Florists of yesterday have undergone a dramatic transformation through flower stylists into genuine flower artists and floral designers. It is no longer about decorating a room for a fancy party or compiling a bouquet. The flowers have burst into art galleries as a bespoke and natural material for installations and sculptures and even into the streets as a new kind of street art.
London-based floral designer Harriet Parry works with flowers across various artistic disciplines. In her ‘Flower Interpretations’ series she references both contemporary and historical, art, fashion and film, transforming famous works of art into floral masterpieces.
In her compositions inspired by iconic works by Munch, Klimt, Picasso, Degas or Kandinsky she arranges various blooms in a sculptural way that conveys the very essence of the sources of reference and brings them to life.
Lewis Miller, a floral designer from New York and the head of LMD (Lewis Miller Design), chooses to bring flower art to his city in a different way. For his temporary installations aptly named ‘Flower Flashes’ he makes trivial objects in the city streets flourish with colourful blooms. Telephone boxes, street corners, benches, statues and even trash cans are converted into overflowing bouquets.

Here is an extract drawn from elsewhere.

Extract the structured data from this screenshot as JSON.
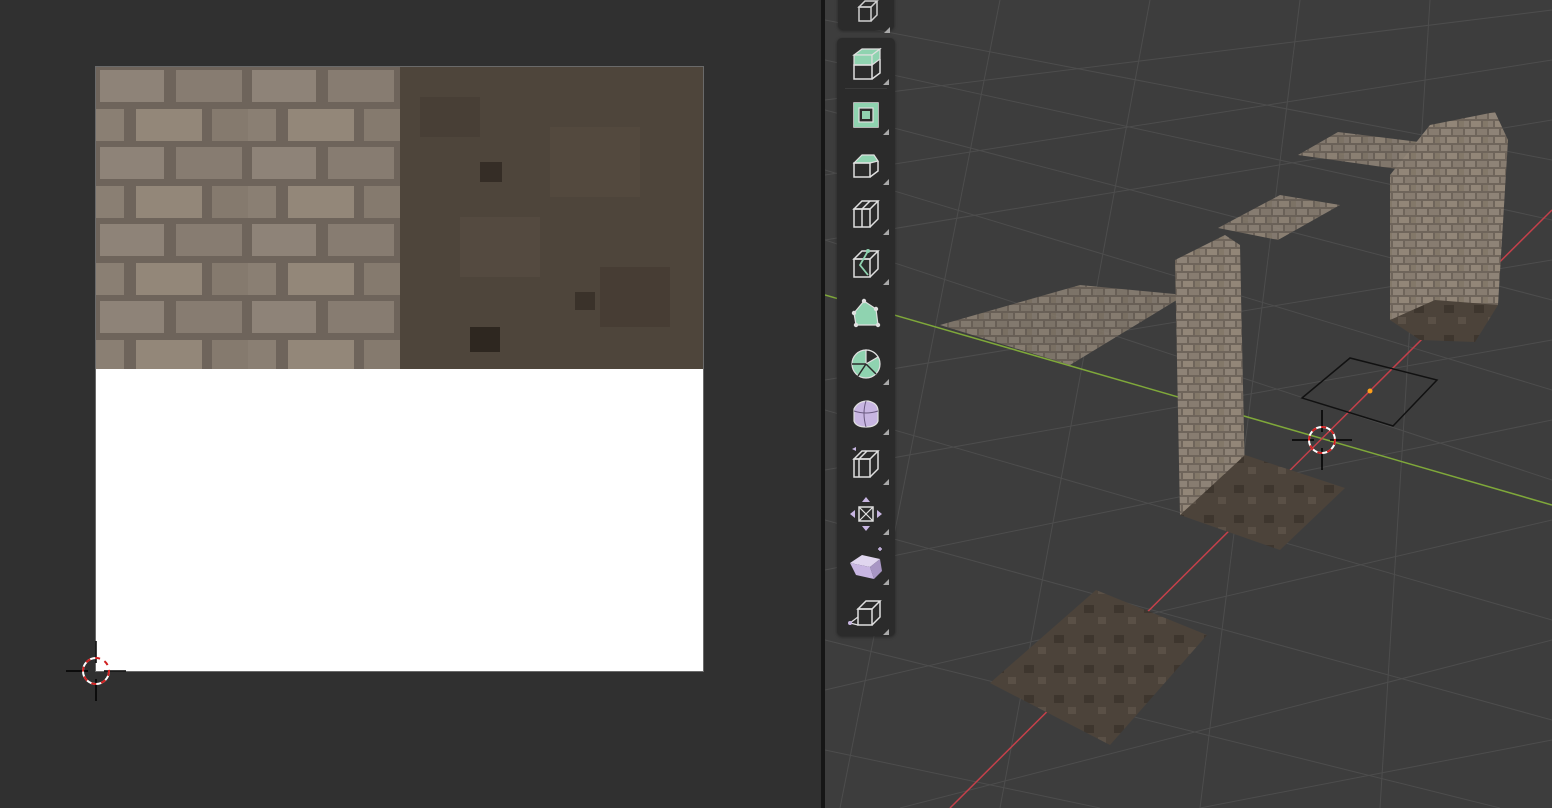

For his work Miller uses a mixture of fresh stock with post-event flowers bringing second life to this impermanent material. He and his team describe their work as a ‘constant pursuit of beauty’.
Tokyo-based artist Euglena utilizes even more ephemeral parts of flowers for her artistic purposes. She harvests white fluffy seeds of dandelions to turn them into impossibly delicate sculptures, giving birth to thousands of associations.
These abstract shapes made of fluff can hardly be fully appreciated in photographs for the slightest breath of the wind brings the element of air into perception of these fragile creations.